It was from the 1940s, under the editorship-ownership of David Astor, that the paper became the leading liberal voice in postwar Britain. Writing at the end of 27 years in the chair, he modestly declared that his greatest skill was “talent-spotting”, explaining: “Writing talent will always be as rare as gold.” He recruited writers of the highest carat, among them George Orwell who was contributing to the paper long before he was famous. In the vanguard of the push for social reform, which began in the late 1950s, the paper was a powerful advocate for an end to the criminalisation of homosexuality, for racial equality, and for the abolition of the death penalty. Arthur Koestler launched the campaign to stop capital punishment by declaring: “Great Britain is that peculiar country in Europe where people drive on the left side of the road, measure in inches and yards, and hang people by the neck until they are dead.”

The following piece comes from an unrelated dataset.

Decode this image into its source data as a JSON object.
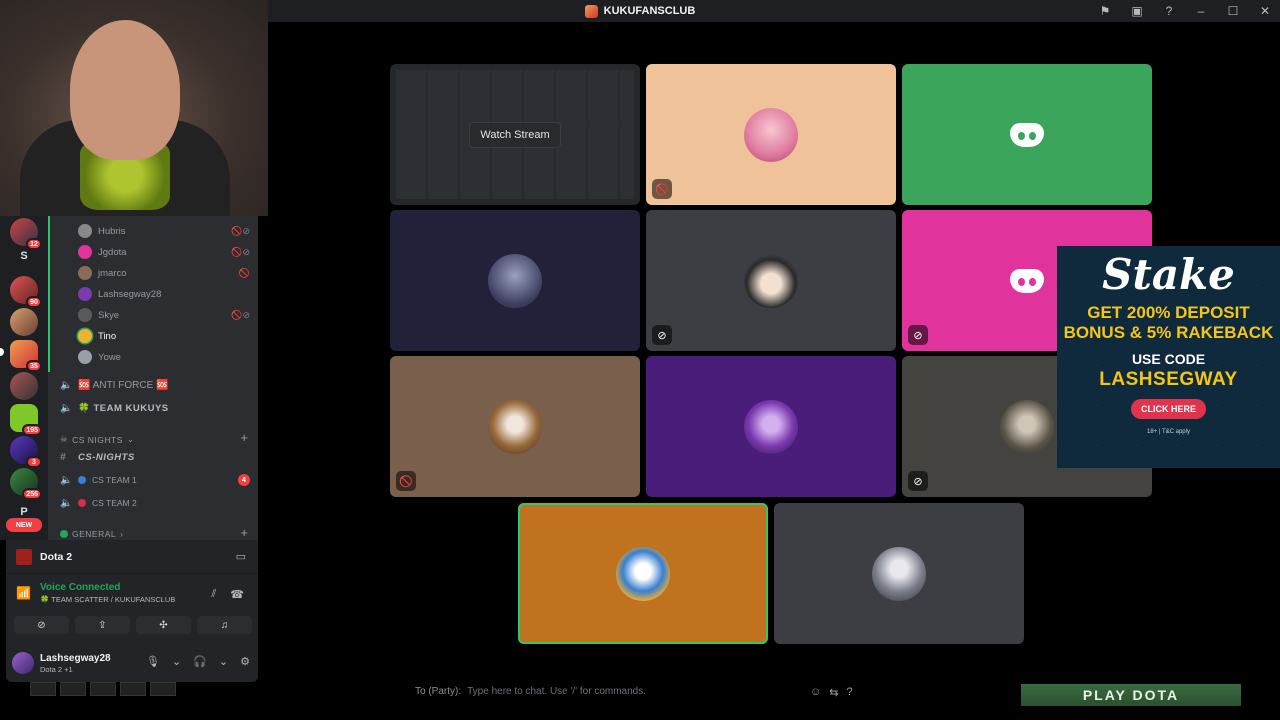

The Observer was the most vigorous champion in the British press of Nelson Mandela and the struggle against apartheid South Africa, and at the forefront of the drive to establish Amnesty International. The defining event of Astor’s time was his response to Anthony Eden’s misadventure in the Middle East in 1956. The Anglo-French invasion of Egypt to seize the Suez canal was initially greeted with a widespread patriotic fervour that required considerable courage to oppose. The Observer was the first national newspaper to fully grasp how duplicitous Eden had been and spelled it out in the most trenchant language. “We had not realised that our government was capable of such folly and such crookedness,” declared the leader, which came to be regarded as one of the most influential of the 20th century. It went on: “In the eyes of the whole world, the British and the French have acted not as policemen, but as gangsters.”

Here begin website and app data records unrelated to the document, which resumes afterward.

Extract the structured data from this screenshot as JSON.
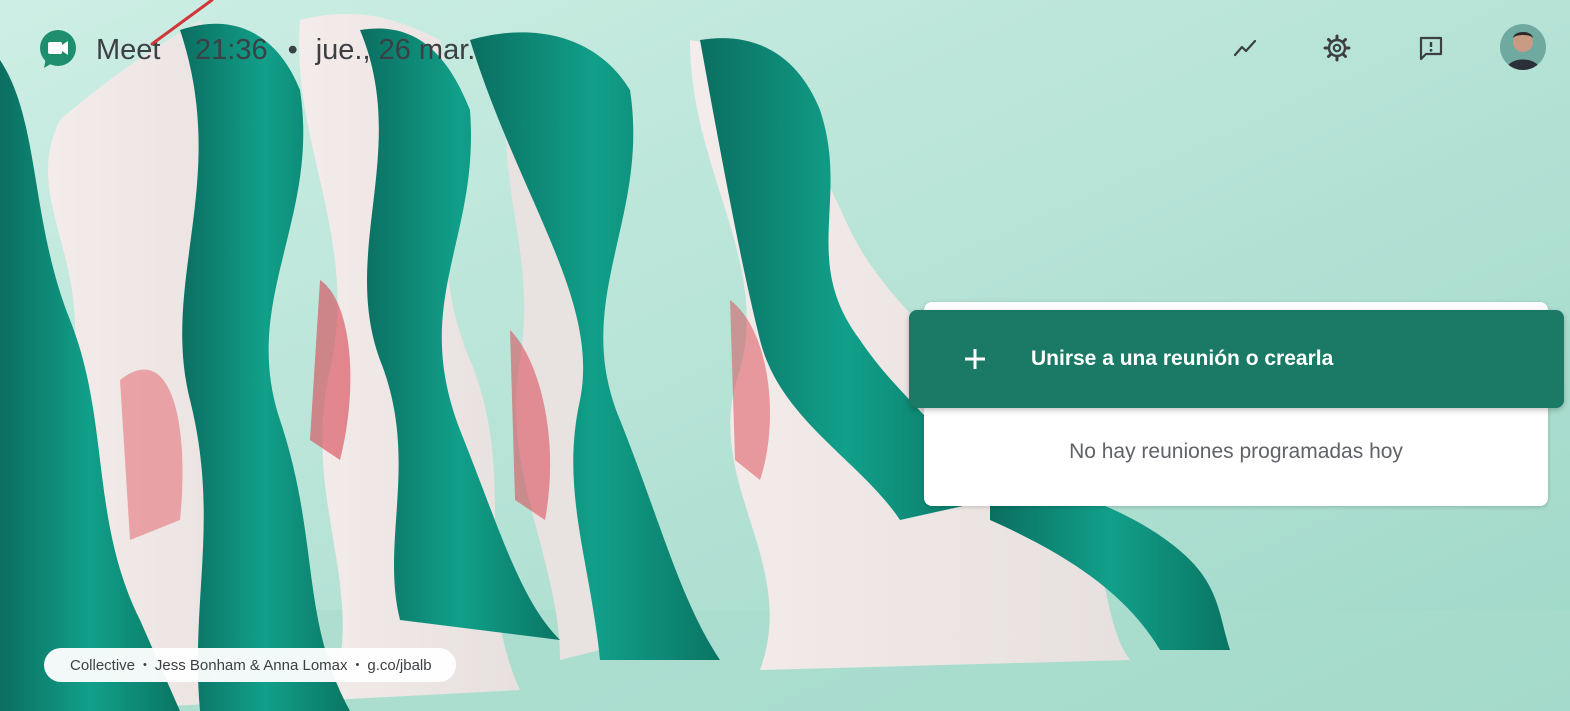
{
  "app": {
    "name": "Meet",
    "time": "21:36",
    "separator": "•",
    "date": "jue., 26 mar."
  },
  "header_icons": [
    "activity-trend-icon",
    "settings-gear-icon",
    "feedback-icon",
    "account-avatar"
  ],
  "main": {
    "join_button_label": "Unirse a una reunión o crearla",
    "empty_state": "No hay reuniones programadas hoy"
  },
  "background_credit": {
    "title": "Collective",
    "authors": "Jess Bonham & Anna Lomax",
    "link": "g.co/jbalb",
    "separator": "•"
  },
  "colors": {
    "accent": "#1a7a65",
    "wave_green": "#0f8f7c",
    "background": "#bfe6da",
    "annotation": "#d0373a"
  }
}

Senior Tories first denounced the paper and then took its advice that “Sir Anthony Eden must go”.
In his excellent biography of Astor, Jeremy Lewis contends that it is a myth that the Observer lost sales as a result of its bold and vindicated opposition to Suez. The financial damage was done by an advertising boycott of the paper by several large companies whose furious owners felt the Observer had let down Britain or abandoned Israel, even though the paper had backed the country since its birth.
Being honest, as that founding promise urges us to be, readers have not always liked positions that the paper has taken in recent years. There was anger about support for the invasion of Iraq to remove the dictatorship of Saddam Hussein. It is fair to say that recommending the Liberal Democrats at the 2010 election did not receive unanimous acclaim when they then went into coalition with the Conservatives. Sometimes, to the consternation of our writers, the world does not always take the advice offered in the paper’s leaders and opinion columns. Donald Trump was not our choice to be president of the United States and we didn’t want Britain to vote to amputate itself from the European Union. The second decade of the 21st century finds liberalism and internationalism under siege from many menacing directions. The rise of “fake news” and the nihilistic rejection of the very concept of expert opinion makes the environment even more challenging. Which also means that it has never been more essential to try to do our imperfect best to keep that original promise to seek out the truth and try to tell it. Unbiased by prejudice – Uninfluenced by party.